TASK MATERIAL:
====

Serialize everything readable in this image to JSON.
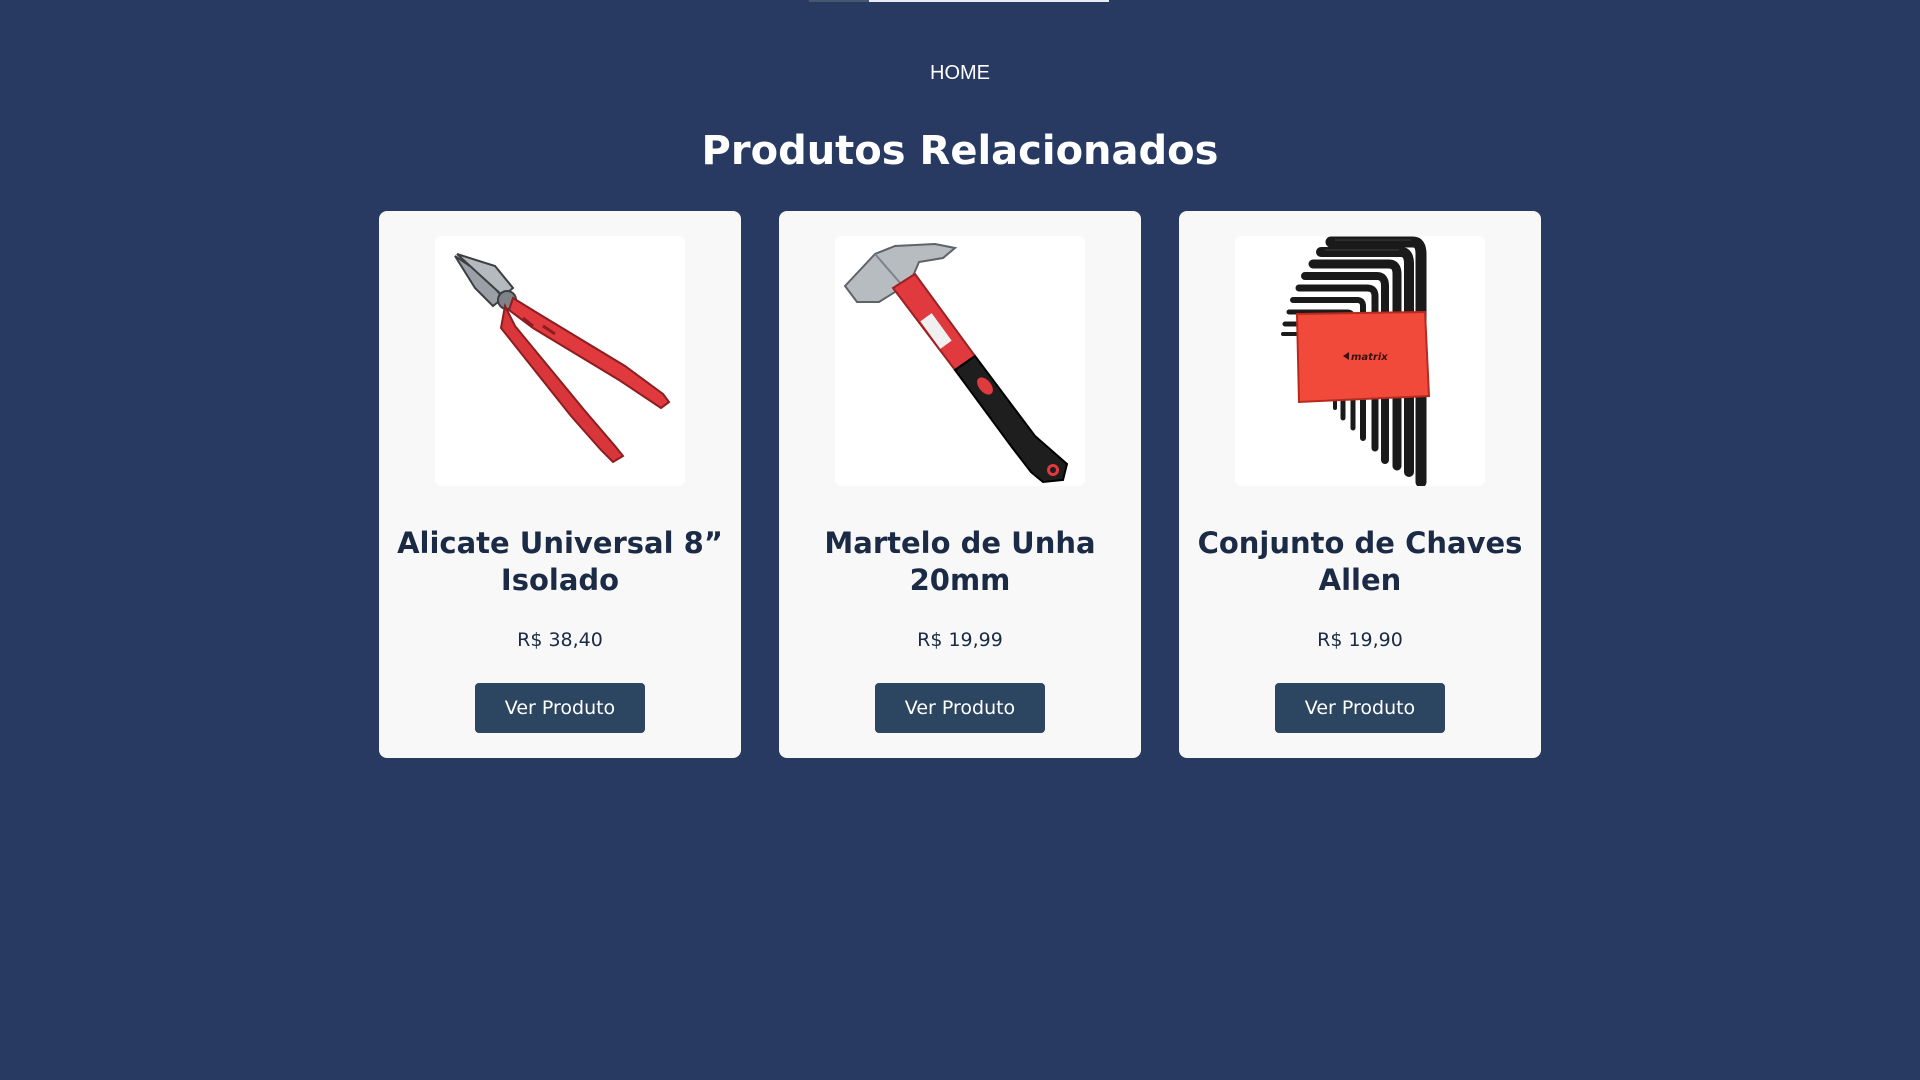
{
  "nav": {
    "home_label": "HOME"
  },
  "section": {
    "title": "Produtos Relacionados"
  },
  "products": [
    {
      "name": "Alicate Universal 8” Isolado",
      "price": "R$ 38,40",
      "button_label": "Ver Produto",
      "image_icon": "pliers-icon"
    },
    {
      "name": "Martelo de Unha 20mm",
      "price": "R$ 19,99",
      "button_label": "Ver Produto",
      "image_icon": "hammer-icon"
    },
    {
      "name": "Conjunto de Chaves Allen",
      "price": "R$ 19,90",
      "button_label": "Ver Produto",
      "image_icon": "allen-key-set-icon"
    }
  ],
  "colors": {
    "background": "#283962",
    "card_background": "#f8f8f8",
    "button_background": "#2c4560",
    "text_dark": "#1b2a45",
    "accent_red": "#e0393e"
  }
}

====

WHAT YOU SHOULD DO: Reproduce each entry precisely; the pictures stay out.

ANSWER TO THIS EXERCISE:
Serialize everything readable in this image to JSON.
{
  "nav": {
    "home_label": "HOME"
  },
  "section": {
    "title": "Produtos Relacionados"
  },
  "products": [
    {
      "name": "Alicate Universal 8” Isolado",
      "price": "R$ 38,40",
      "button_label": "Ver Produto",
      "image_icon": "pliers-icon"
    },
    {
      "name": "Martelo de Unha 20mm",
      "price": "R$ 19,99",
      "button_label": "Ver Produto",
      "image_icon": "hammer-icon"
    },
    {
      "name": "Conjunto de Chaves Allen",
      "price": "R$ 19,90",
      "button_label": "Ver Produto",
      "image_icon": "allen-key-set-icon"
    }
  ],
  "colors": {
    "background": "#283962",
    "card_background": "#f8f8f8",
    "button_background": "#2c4560",
    "text_dark": "#1b2a45",
    "accent_red": "#e0393e"
  }
}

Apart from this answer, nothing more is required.